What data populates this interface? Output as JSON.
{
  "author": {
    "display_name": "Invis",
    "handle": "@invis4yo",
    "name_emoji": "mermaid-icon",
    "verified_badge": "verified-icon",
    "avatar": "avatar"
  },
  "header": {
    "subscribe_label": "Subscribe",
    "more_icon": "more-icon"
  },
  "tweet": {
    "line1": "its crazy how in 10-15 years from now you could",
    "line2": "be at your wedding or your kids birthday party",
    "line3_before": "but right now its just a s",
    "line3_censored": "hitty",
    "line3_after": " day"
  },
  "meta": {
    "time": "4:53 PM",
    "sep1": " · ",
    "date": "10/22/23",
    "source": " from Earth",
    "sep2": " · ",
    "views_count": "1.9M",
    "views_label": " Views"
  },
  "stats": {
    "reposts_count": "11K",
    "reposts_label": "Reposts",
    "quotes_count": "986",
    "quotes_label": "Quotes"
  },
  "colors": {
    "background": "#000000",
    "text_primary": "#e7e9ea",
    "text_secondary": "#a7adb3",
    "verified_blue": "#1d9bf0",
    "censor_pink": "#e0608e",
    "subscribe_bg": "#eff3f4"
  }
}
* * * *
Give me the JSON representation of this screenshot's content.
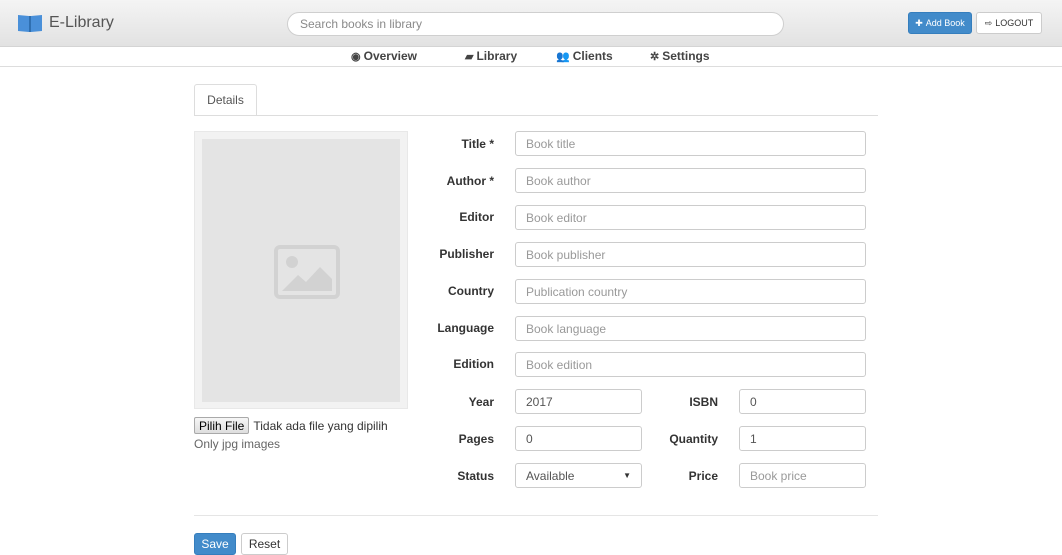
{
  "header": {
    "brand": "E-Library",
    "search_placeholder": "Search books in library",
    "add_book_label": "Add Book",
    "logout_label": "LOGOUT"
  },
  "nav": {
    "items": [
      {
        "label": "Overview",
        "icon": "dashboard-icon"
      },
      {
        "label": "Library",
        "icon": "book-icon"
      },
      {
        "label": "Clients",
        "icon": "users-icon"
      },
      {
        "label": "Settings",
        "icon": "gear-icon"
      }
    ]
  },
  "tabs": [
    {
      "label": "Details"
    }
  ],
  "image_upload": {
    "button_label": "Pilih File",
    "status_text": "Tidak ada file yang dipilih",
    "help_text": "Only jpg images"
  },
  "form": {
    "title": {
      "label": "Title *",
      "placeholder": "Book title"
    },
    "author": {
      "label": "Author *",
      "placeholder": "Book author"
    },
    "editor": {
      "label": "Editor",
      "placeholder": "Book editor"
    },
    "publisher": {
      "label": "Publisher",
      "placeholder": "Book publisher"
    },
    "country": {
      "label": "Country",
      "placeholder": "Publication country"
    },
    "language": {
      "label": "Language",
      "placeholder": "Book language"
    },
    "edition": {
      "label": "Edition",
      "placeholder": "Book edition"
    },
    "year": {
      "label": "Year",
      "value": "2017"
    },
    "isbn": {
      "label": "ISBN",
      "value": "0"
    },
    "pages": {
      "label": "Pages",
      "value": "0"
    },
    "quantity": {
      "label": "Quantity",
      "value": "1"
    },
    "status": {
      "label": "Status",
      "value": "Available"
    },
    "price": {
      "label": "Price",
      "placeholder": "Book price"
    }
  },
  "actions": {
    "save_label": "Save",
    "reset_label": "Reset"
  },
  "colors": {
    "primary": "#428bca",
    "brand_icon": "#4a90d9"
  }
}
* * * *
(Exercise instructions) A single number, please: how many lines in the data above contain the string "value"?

(Solution to this problem) 5